In particular, they transform as doublets under the electroweak \(SU(2)\) while the gauge bosons have to transform as a triplet. The quarks transform as triplets under \(SU(3)\) while the gluons form an octet. At most, the hypercharge \(U(1)\) gauge boson, the \(B^0\)-boson, could be the superpartner of another "complete singlet". But the only singlets we have really seen, the left-handed charged leptons, are charged so they can't be a superpartner of the neutral \(B^0\)-boson.
Can the leptons and quarks have a known superpartner? Those superpartners couldn't be the gauge bosons; this option was already killed in the previous paragraph. But the superpartners have to be bosons and the only remaining elementary boson we know is the Higgs boson. So can the Higgs boson have a known fermionic superpartner?
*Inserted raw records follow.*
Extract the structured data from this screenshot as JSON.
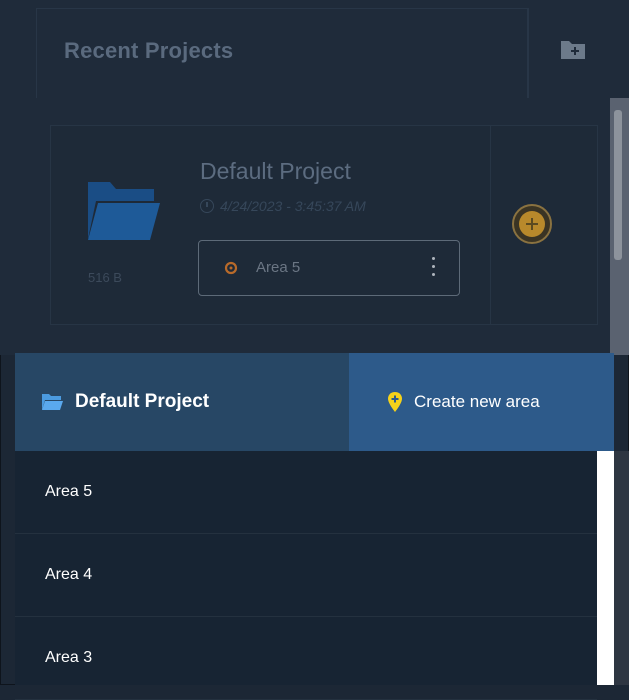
{
  "recent_projects": {
    "title": "Recent Projects",
    "project": {
      "name": "Default Project",
      "date": "4/24/2023 - 3:45:37 AM",
      "size": "516 B",
      "selected_area": "Area 5"
    }
  },
  "popup": {
    "project_title": "Default Project",
    "create_label": "Create new area",
    "areas": [
      "Area 5",
      "Area 4",
      "Area 3"
    ]
  },
  "colors": {
    "accent_blue": "#2d5a8a",
    "header_blue": "#274765",
    "pin_yellow": "#f5d21a",
    "folder_blue": "#1d5a9e"
  }
}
The Higgs boson transforms as a doublet, carries no color, and one of the components of the Higgs doublet is electrically neutral which fixes the hypercharge. Yes, it's the same arrangement as the lepton doublets.
The Higgs boson could be the sneutrino while the remaining eaten Goldstone bosons in the Higgs doublets could include charged sleptons etc.
Those who have attended a course of "basic conversations in Italian" must know that "a sneutrino" is translated as "a little cute scalar supersymmetric neutral elementary thingie" from Italian to English. If you have also read Aristotle's work, a "sneutrino" is translated as a "sneutrinum" to Latin.
For you to train the "-ino" suffix, you may listen to this song "Beautiful World" by the Bambini di Praga. How many people understand their English? It sounds Korean to me! ;-) But why an English-titled song by an Italian-styled Czech choir would be Korean is beyond me. Probably because they performed it in Korea LOL.
So can the relatively heavy \(125.7\GeV\) Higgs boson we know be nothing else than the superpartner of the light, nearly invisible neutrino? Probably the tau-like neutrino?
Well, there's one obvious sacrifice we have to make. The lightest superpartner is often assumed to be the dark matter particle. Such a particle is stable due to the conservation of R-parity. The R-parity should be \(+1\) for all the known particles and \(-1\) for all the others.
If the R-parity were conserved, the leptons would have to have \(R=+1\) because they can decay to other things with \(R=+1\). So it's the Higgs, the sneutrino, that would have to have \(R=-1\). But particles with \(R=-1\) may only be produced in pairs. On the contrary, the LHC has repeatedly created an isolated Higgs boson which didn't come in pairs.
It seems that the R-parity has to be broken or non-existent. The supersymmetric model building of this form may lose a dark matter candidate – I think that this issue isn't discussed by Biggio – and the broken discrete symmetry may guarantee a lethal rapid proton decay as well as huge neutrino masses.
Biggio proposes a solution to these problems. Instead of a \(\ZZ_2\) R-parity group, she proposes a whole new \(U(1)_R\) continuous R-symmetry. She seems to assign nonzero R-charges even to things like the gauge bosons. I have no idea how it may work because it's so easy to produce another gauge boson (e.g. a photon) out of nothing.
At any rate, if she knows what she's doing, there is a reason why this may work and she concludes that such models are viable. Third-generation sfermions like the stop and sbottom are expected to be light in the model. The model itself seems to be even "more minimal" than the minimal supersymmetric standard model. Because I don't understand why the nonzero R-charges are OK, I would currently bet against this cute possibility.